Lukman gave the advice in a statement he issued in Abuja noted that a centralised framework for minimum wage legislation which relies heavily on using federal financial capacity to fix a national minimum wage was not only unsustainable but would turn out to be counter productive in the long run.
The PGF DG in the statement titled “True Federalism and Labour Issues,” said, “Elementary analysis would caution about the consequence of continuing with a centralised framework for minimum wage legislation based on using the financial capacity of the Federal Government to fix national minimum wage that is hardly informed by economic indices of work output across the country and reflecting all sectors of the economy.
“Such a framework can only result in either shortchanging workers in high-revenue states/areas or over-stretching employers in low-revenue states/areas.
“Unfortunately, our union leaders have weakened themselves so much that their negotiating power is hardly oriented based on knowledgeable disposition about workers input in the production process at all levels in the country.
“The only weapon they seem to use so often to win concessions and agreements is strike. Blackmails and muscle flexing has become an important integral strategy to discredit perceived opponents.

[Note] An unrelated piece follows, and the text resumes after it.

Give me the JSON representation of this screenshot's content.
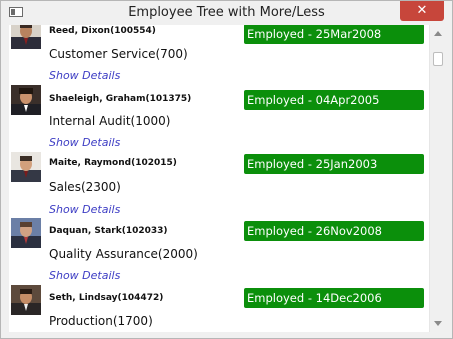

Name calling and campaigns by the NLC leadership aimed at blocking any consideration of proposals to change our harsh realities as a nation are now very common.
“Today, we have a minimum wage of N30,000, which unions have been unable to achieve in many states and many private sector establishments. In fact, even at the time of negotiating the minimum wage of N30,000, there were problems of getting the old minimum wage of N18,000 in many states and private establishments implemented
“Some of the states that were able to implement the minimum wage are barely surviving. Rather than objectively reviewing our challenges, our labour leaders imagined that name calling and threatening political leaders with strikes is the way to go. This is most unfortunate. NLC leadership may want to share the full picture of status of Implementation of the N30,000 minimum wage, both in the public and private sectors, with Nigerians.”
The PGF DG further argued that while it was true that the nation is faced with the challenge of developing a framework for the review of the minimum wage which would be based on workers productivity as well as the cost of living, the mare fact that it takes up to five years for a review was an anomaly